Moral Ground Must Be Shored Up By Mercy: In Memory of Toni Morrison

“She is a friend of my mind… The pieces I am, she gather them and give them back to me in all the right order.” So wrote the famed novelist Toni Morrison in Beloved, in a passage describing a love that goes deeper than the physical, engendering self-worth. Such love runs throughout many of the […]

Right: An Unspoken Sermon

This one comes to us from Alan Jacobs. Anthony Trollope’s novel He Knew He Was Right is, like Shakespeare’s Othello, a story of jealousy. But not really. Its true subject is something far worse, and far more common, than jealousy. And if we understand the real point of the story, we’ll understand something about Christian […]

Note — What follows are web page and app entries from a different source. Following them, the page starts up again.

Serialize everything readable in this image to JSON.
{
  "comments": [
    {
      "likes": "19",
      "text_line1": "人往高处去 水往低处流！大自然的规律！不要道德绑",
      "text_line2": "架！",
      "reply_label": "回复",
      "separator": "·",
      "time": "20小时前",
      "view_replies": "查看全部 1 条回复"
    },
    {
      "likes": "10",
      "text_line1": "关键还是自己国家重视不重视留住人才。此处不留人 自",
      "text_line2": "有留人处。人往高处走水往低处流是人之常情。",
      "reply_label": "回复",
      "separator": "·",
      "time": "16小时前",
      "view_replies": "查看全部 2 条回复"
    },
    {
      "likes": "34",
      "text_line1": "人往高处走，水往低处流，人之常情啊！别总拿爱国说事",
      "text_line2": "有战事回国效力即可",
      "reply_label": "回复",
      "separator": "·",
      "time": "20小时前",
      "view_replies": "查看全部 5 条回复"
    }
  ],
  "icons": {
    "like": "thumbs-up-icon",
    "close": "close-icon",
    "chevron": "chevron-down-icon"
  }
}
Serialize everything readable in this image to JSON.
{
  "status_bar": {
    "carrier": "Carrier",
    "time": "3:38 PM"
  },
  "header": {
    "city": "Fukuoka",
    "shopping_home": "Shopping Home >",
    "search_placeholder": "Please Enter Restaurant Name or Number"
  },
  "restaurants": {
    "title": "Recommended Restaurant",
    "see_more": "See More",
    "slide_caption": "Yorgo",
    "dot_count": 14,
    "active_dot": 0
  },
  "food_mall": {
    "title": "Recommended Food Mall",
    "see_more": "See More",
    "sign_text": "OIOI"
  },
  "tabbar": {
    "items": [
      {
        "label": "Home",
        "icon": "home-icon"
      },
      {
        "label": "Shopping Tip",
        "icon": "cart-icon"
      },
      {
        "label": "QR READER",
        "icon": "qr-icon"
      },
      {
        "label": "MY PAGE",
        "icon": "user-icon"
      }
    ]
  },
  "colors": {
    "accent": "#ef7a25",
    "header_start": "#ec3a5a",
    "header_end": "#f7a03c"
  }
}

Taking a Walk? Godspeed!

Solvitur ambulando, or “It is solved by walking,” in Latin — a Roman quip probably effused on one of the many roads that leads to (or from) the travertine city. Note the passive voice, which permits the speaker to omit any specific notion of what is actually solved by walking. But perhaps that’s the point […]

The Church and the Whorehouse: What’s the Difference?

“The church and the whorehouse arrived in the Far West simultaneously. And each would have been horrified to think it was a different facet of the same thing. But surely they were both intended to accomplish the same thing: the singing, the devotion, the poetry of the churches took a man out of his bleakness […]

What I Stand On: Wendell Berry’s Collected Catechisms

The closer he got to Henry County, Kentucky, the more nervous he became. He had been invited by Wendell Berry to visit his home — the Wendell Berry. When his rental car pulled up outside their house, the late Nobel-Prize-winning Irish poet, Seamus Heaney, thought, “This man is too good for me, and it’s going […]